Have you ever wondered how professional photographers achieve those stunning and flawless images? The secret lies in the art of photo editing, and one of the most fundamental tools in this process is layers. Whether you’re a beginner or an experienced photo editor, understanding layers in Photoshop is crucial for unlocking endless creative possibilities.
What are Layers?
In Photoshop, layers are like transparent sheets stacked on top of each other. Each layer contains different elements of an image, such as the background, subjects, shapes, text, and effects. By manipulating and organizing these layers, you can hide or reveal specific parts, make adjustments, apply filters and effects, and combine multiple images seamlessly.
Why Use Layers?
Layers offer unmatched flexibility and non-destructive editing. Unlike directly editing the original image, which alters the pixels permanently, working with layers allows you to make changes without affecting the underlying image. This way, you can experiment, revert to previous states, and fine-tune your edits with ease.
The ability to control individual elements of an image independently is another significant advantage of using layers. You can adjust the opacity, blending modes, and layer masks to precisely blend, enhance, or remove specific parts. This gives you complete control over the editing process, making it easier to create realistic composites and professional-grade edits.
Understanding the Layers Panel
The Layers Panel is the heart of Photoshop and the control center for managing and editing layers. To access it, go to Window > Layers. Here, you’ll find a list of layers, each represented by a thumbnail preview and a name. The top layer is the one visible on top, and subsequent layers are stacked beneath it.
By clicking the small eye icon next to each layer, you can toggle their visibility. This allows you to quickly compare the changes and see the impact of each layer on your image. Additionally, you can rearrange layers by dragging them up or down in the panel, changing their stacking order.
The Basics of Layer Manipulation
To get started with layers, open an image in Photoshop and create a new layer by clicking the New Layer button at the bottom of the Layers Panel. This will add a transparent layer on top of your image.
You can rename layers for better organization by double-clicking on their names in the Layers Panel. Renaming layers helps you stay organized, especially when working with complex projects that involve multiple layers.
Manipulating the appearance of a layer is simple. By adjusting the opacity slider, you can make a layer more or less transparent. This is useful when blending multiple images, creating subtle effects, or reducing the intensity of adjustments.
Blend modes are another powerful feature that allows you to control how layers interact with each other. Experimenting with different blend modes can lead to amazing and unexpected results. Common blend modes include Normal, Multiply, Screen, Overlay, and Soft Light, among many others.
Layer Masks: The Ultimate Editing Tool
Layer masks are like incredibly precise erasers that allow you to reveal or hide sections of a layer without permanently deleting any pixels. By adding a layer mask to a specific layer, you can selectively apply edits to specific areas.
Using the Brush tool with black or white as the foreground color, you can paint on the layer mask to hide or reveal parts of the layer. Black conceals the layer, while white reveals it. This provides an unmatched level of control when it comes to retouching, removing distractions, and combining images seamlessly.

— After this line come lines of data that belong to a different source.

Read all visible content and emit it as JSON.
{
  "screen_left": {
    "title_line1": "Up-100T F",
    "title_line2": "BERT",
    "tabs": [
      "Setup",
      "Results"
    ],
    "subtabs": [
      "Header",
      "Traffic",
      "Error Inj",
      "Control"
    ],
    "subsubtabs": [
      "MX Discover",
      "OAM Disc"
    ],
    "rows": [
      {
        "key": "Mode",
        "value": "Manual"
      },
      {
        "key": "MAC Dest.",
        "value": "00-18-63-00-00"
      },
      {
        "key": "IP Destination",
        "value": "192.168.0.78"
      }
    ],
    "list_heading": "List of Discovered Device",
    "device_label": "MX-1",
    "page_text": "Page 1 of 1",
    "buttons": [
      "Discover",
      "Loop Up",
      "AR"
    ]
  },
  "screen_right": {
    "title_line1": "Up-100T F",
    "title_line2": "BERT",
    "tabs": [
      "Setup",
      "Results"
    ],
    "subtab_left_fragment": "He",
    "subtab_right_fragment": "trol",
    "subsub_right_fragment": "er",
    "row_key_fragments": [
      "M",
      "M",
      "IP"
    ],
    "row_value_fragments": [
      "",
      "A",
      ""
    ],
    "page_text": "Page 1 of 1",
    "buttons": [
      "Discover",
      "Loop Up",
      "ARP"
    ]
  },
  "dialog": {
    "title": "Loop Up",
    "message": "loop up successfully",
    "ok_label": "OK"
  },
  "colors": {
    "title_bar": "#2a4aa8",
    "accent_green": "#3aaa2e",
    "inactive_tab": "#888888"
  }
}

Layers are the backbone of Photoshop’s editing capabilities. Understanding how to work with layers, tweak their properties, and utilize layer masks can unleash your creativity and take your photo editing skills to the next level. With practice, you’ll be able to transform ordinary images into extraordinary works of art.
Are you ready to dive deeper into photo editing with layers? Share your thoughts, questions, and experiences in the comments below!